Exercise instructions
Copy every line of the data that contains the string "réseaux".

(Entries from a dataset of interfaces)
===============

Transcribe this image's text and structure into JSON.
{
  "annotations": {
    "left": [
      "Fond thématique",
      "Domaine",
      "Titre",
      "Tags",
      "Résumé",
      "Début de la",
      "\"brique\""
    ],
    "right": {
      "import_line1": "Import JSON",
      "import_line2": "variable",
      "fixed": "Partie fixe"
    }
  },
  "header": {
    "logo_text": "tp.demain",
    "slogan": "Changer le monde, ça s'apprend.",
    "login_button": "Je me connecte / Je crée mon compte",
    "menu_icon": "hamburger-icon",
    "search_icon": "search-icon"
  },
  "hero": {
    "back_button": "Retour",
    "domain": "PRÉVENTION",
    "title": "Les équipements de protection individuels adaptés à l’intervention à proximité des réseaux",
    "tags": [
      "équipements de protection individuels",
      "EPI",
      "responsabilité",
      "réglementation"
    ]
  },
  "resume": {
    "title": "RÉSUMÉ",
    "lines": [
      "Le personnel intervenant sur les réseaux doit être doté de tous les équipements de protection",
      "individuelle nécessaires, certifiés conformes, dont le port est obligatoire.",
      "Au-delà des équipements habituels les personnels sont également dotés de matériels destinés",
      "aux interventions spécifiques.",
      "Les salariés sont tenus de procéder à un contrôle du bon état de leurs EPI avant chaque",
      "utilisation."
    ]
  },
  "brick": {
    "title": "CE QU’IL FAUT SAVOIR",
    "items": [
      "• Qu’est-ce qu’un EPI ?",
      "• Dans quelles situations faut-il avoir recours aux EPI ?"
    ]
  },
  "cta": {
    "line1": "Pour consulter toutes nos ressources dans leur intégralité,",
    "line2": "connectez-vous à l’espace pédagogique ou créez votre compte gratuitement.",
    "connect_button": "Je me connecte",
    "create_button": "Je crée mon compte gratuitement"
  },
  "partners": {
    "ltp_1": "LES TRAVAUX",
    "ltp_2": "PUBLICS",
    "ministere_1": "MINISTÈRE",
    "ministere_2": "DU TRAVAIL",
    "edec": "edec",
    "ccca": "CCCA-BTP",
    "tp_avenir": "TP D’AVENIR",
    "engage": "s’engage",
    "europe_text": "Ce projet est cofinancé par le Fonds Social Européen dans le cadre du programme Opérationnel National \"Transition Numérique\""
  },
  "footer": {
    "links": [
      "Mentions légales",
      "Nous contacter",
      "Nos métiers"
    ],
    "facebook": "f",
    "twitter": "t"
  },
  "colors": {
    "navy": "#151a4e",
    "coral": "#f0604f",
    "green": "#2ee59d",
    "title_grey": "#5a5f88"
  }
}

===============

Response to this task
    "title": "Les équipements de protection individuels adaptés à l’intervention à proximité des réseaux",
      "Le personnel intervenant sur les réseaux doit être doté de tous les équipements de protection",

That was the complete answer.